On 4 November 1966, the worst flood in Florence’s history submerges the city in up to 22 feet of water.
From the beginning, Syracuse students are engaged with their host city not only in the classroom but outside as well. At the time of the ’66 flood, students join with other Angeli del Fango (or Mud Angels) who arrive from all over Italy and Europe to take part in the arduous task of cleaning up the city and salvaging its damaged treasures.
The SU studio arts program is created.
The Syracuse University School of Architecture Florence program is created.
Countess Bona Gigliucci dies in February 1982 and Syracuse University becomes sole owner and occupant of the Villa Rossa.

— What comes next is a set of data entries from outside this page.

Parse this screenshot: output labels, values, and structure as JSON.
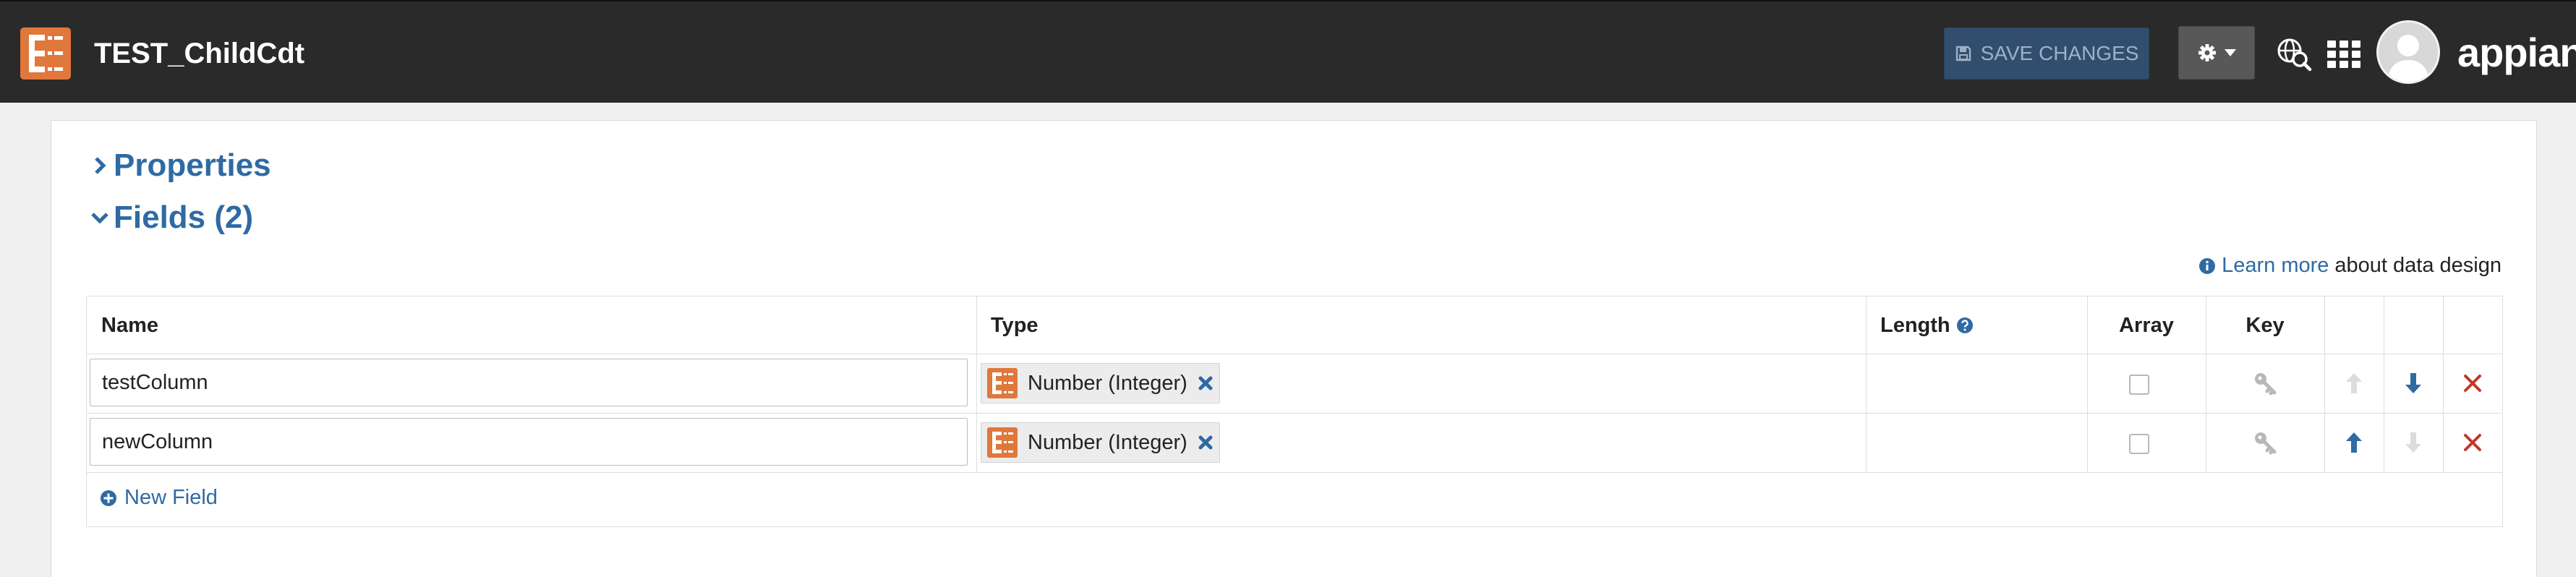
{
  "header": {
    "title": "TEST_ChildCdt",
    "save_label": "SAVE CHANGES",
    "brand": "appian"
  },
  "sections": {
    "properties": "Properties",
    "fields": "Fields (2)"
  },
  "help": {
    "link": "Learn more",
    "text": "about data design"
  },
  "table": {
    "columns": {
      "name": "Name",
      "type": "Type",
      "length": "Length",
      "array": "Array",
      "key": "Key"
    },
    "rows": [
      {
        "name": "testColumn",
        "type": "Number (Integer)",
        "array": false,
        "move_up_enabled": false,
        "move_down_enabled": true
      },
      {
        "name": "newColumn",
        "type": "Number (Integer)",
        "array": false,
        "move_up_enabled": true,
        "move_down_enabled": false
      }
    ],
    "new_field_label": "New Field"
  },
  "colors": {
    "topbar": "#2a2a2a",
    "accent": "#2f6aa3",
    "logo": "#e0773b",
    "delete": "#c0392b",
    "save_button": "#324e6e"
  },
  "icons": [
    "app-logo-icon",
    "floppy-disk-icon",
    "gear-icon",
    "caret-down-icon",
    "globe-search-icon",
    "app-grid-icon",
    "avatar",
    "info-icon",
    "help-circle-icon",
    "key-icon",
    "arrow-up-icon",
    "arrow-down-icon",
    "delete-x-icon",
    "plus-circle-icon"
  ]
}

Those who had the honor of knowing “la Contessa,” remember her most fondly for her graceful and jovial presence, her generosity, her admiration and affection for those who came to teach and study in Florence. Throughout the twenty-two years that the Countess shared the villa with Syracuse University, she regularly descended from her apartment to meet the new students and faculty, setting a gracious tone of welcome and elegance that she sustained throughout the school years with occasional teas and meals for directors and faculty. Her cosmopolitan nobility, so characteristic of the Gigliucci, provided an inspiration to the young Americans experiencing Europe and Italy for the first time.

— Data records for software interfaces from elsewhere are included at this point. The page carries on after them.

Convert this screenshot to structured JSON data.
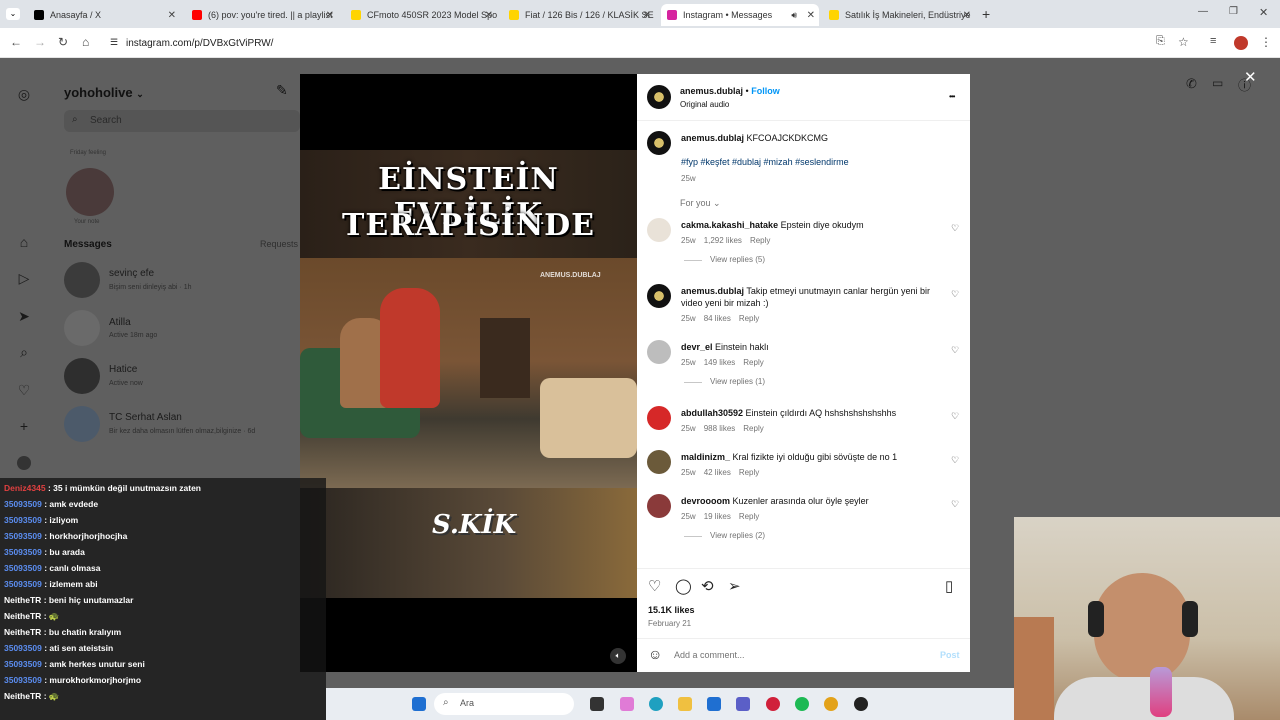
{
  "browser": {
    "tabs": [
      {
        "label": "Anasayfa / X",
        "color": "#000000"
      },
      {
        "label": "(6) pov: you're tired. || a playlist",
        "color": "#ff0000"
      },
      {
        "label": "CFmoto 450SR 2023 Model Spo",
        "color": "#ffd400"
      },
      {
        "label": "Fiat / 126 Bis / 126 / KLASİK SE",
        "color": "#ffd400"
      },
      {
        "label": "Instagram • Messages",
        "color": "#d6249f"
      },
      {
        "label": "Satılık İş Makineleri, Endüstriye",
        "color": "#ffd400"
      }
    ],
    "url": "instagram.com/p/DVBxGtViPRW/"
  },
  "instagram_bg": {
    "username": "yohoholive",
    "search_placeholder": "Search",
    "note_bubble": "Friday feeling",
    "note_label": "Your note",
    "messages_heading": "Messages",
    "requests_label": "Requests",
    "conversations": [
      {
        "name": "sevinç efe",
        "sub": "Bişim seni dinleyiş abi · 1h"
      },
      {
        "name": "Atilla",
        "sub": "Active 18m ago"
      },
      {
        "name": "Hatice",
        "sub": "Active now"
      },
      {
        "name": "TC Serhat Aslan",
        "sub": "Bir kez daha olmasın lütfen olmaz,bilginize · 6d"
      }
    ]
  },
  "video": {
    "title_line1": "EİNSTEİN EVLİLİK",
    "title_line2": "TERAPİSİNDE",
    "watermark": "ANEMUS.DUBLAJ",
    "logo_text": "S.KİK"
  },
  "post": {
    "author": "anemus.dublaj",
    "follow_label": "Follow",
    "audio_label": "Original audio",
    "more_label": "•••",
    "caption": "KFCOAJCKDKCMG",
    "hashtags": "#fyp #keşfet #dublaj #mizah #seslendirme",
    "caption_age": "25w",
    "sort_label": "For you",
    "comments": [
      {
        "user": "cakma.kakashi_hatake",
        "text": "Epstein diye okudym",
        "age": "25w",
        "likes": "1,292 likes",
        "reply": "Reply",
        "view_replies": "View replies (5)"
      },
      {
        "user": "anemus.dublaj",
        "text": "Takip etmeyi unutmayın canlar hergün yeni bir video yeni bir mizah :)",
        "age": "25w",
        "likes": "84 likes",
        "reply": "Reply",
        "view_replies": ""
      },
      {
        "user": "devr_el",
        "text": "Einstein haklı",
        "age": "25w",
        "likes": "149 likes",
        "reply": "Reply",
        "view_replies": "View replies (1)"
      },
      {
        "user": "abdullah30592",
        "text": "Einstein çıldırdı AQ hshshshshshshhs",
        "age": "25w",
        "likes": "988 likes",
        "reply": "Reply",
        "view_replies": ""
      },
      {
        "user": "maldinizm_",
        "text": "Kral fizikte iyi olduğu gibi sövüşte de no 1",
        "age": "25w",
        "likes": "42 likes",
        "reply": "Reply",
        "view_replies": ""
      },
      {
        "user": "devroooom",
        "text": "Kuzenler arasında olur öyle şeyler",
        "age": "25w",
        "likes": "19 likes",
        "reply": "Reply",
        "view_replies": "View replies (2)"
      }
    ],
    "likes_count": "15.1K likes",
    "date": "February 21",
    "comment_placeholder": "Add a comment...",
    "post_button": "Post"
  },
  "chat": [
    {
      "user": "Deniz4345",
      "text": ": 35 i mümkün değil unutmazsın zaten",
      "color": "red"
    },
    {
      "user": "35093509",
      "text": ": amk evdede",
      "color": "blue"
    },
    {
      "user": "35093509",
      "text": ": izliyom",
      "color": "blue"
    },
    {
      "user": "35093509",
      "text": ": horkhorjhorjhocjha",
      "color": "blue"
    },
    {
      "user": "35093509",
      "text": ": bu arada",
      "color": "blue"
    },
    {
      "user": "35093509",
      "text": ": canlı olmasa",
      "color": "blue"
    },
    {
      "user": "35093509",
      "text": ": izlemem abi",
      "color": "blue"
    },
    {
      "user": "NeitheTR",
      "text": ": beni hiç unutamazlar",
      "color": "white"
    },
    {
      "user": "NeitheTR",
      "text": ": 🐢",
      "color": "white"
    },
    {
      "user": "NeitheTR",
      "text": ": bu chatin kralıyım",
      "color": "white"
    },
    {
      "user": "35093509",
      "text": ": ati sen ateistsin",
      "color": "blue"
    },
    {
      "user": "35093509",
      "text": ": amk herkes unutur seni",
      "color": "blue"
    },
    {
      "user": "35093509",
      "text": ": murokhorkmorjhorjmo",
      "color": "blue"
    },
    {
      "user": "NeitheTR",
      "text": ": 🐢",
      "color": "white"
    }
  ],
  "taskbar": {
    "search_placeholder": "Ara"
  }
}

SU purchases the Studio Arts building in Piazzale Donatello 21.
SU purchases the Villino building. Renovation of the garden begins in 2002; renovation of the Villino begins in 2004.
The Architecture program moves to Piazzale Donatello 25.
The library, faculty offices, and media lab move into the Villino. An opening in the wall between the two properties connects the Villa Rossa and Villino as well as the Annex and Dependance.
Syracuse Florence celebrates its 50th anniversary with the participation of Harold A. Vaughn, the first director of University College’s Office for Foreign Study Programs (predecessor to the Division of International Programs Abroad and Syracuse University Abroad). Harold was joined by his wife, former Italian language teacher for the Syracuse Semester in Italy program, Maria Pia Vaughn.
The Sustainable Food and Garden project is launched.
The first STEM cluster is offered, including a course in earth sciences and five courses in engineering mirroring those on the home campus and giving STEM students the opportunity to study abroad.
The Fine Arts Graduate Program celebrates its 50th anniversary.
The food studies cluster is further developed with new courses in sustainable food systems; courses in design are offered for the first time; the field studies program is expanded to include all-school field trips that go beyond the usual tourist destinations.
Syracuse University Florence is chosen as the flagship program to represent SU Abr0ad in the university-wide Middle States Review process. The program’s success contributes to the University’s re-accreditation.
Syracuse Florence Program Directors 1959-present
John Adams and Stephen Koff, Founding Directors (Fall 1959; Spring 1960)
William Fleming (Fall 1960; Spring 1961)
Frederick Jackson (Fall 1962; Spring 1963)
Abraham Veiness (Fall 1963)
John Adams (Spring 1964 through Spring 1965)
Harold Vaughn (Fall 1965; Spring 1966)
Stephen Koff (Fall 1966; Spring 1967)
Ted Denise (Fall 1967; Spring 1968)
Harold Vaughn (Fall 1969; Spring 1970)
Jack Halkett (Fall 1979; Spring 1980)
Thomas McKay (Fall 1980; Spring 1981)
Don Mills (Fall 1981; Spring 1982)
Marshall Segal (Fall 1982; Spring 1983)
Irving Swerdlow (Fall 1983; Spring 1984)
Michael Calo (Fall 1984 through Spring 1987)
Peter Marsh (Fall 1987; Spring 1988)
Lou Roberts (Fall 1988; Spring 1989)
Randall Korman (Fall 1989; Spring 1990)
Michael Good (Fall 1990 through Spring 1996)
Michael Calo (Fall 1996 through Fall 1997)
Alick McLean (Spring 1998 through Spring 2000)
Barbara Deimling (Fall 2000; Spring 2001)
Don Cortese, Interim Director (Fall 2001)
Barbara Deimling (Spring 2002 through Fall 2009)
Michael Calo, Interim Director (Spring 2010 through Spring 2011)
Sasha Perugini (Spring 2011 to present)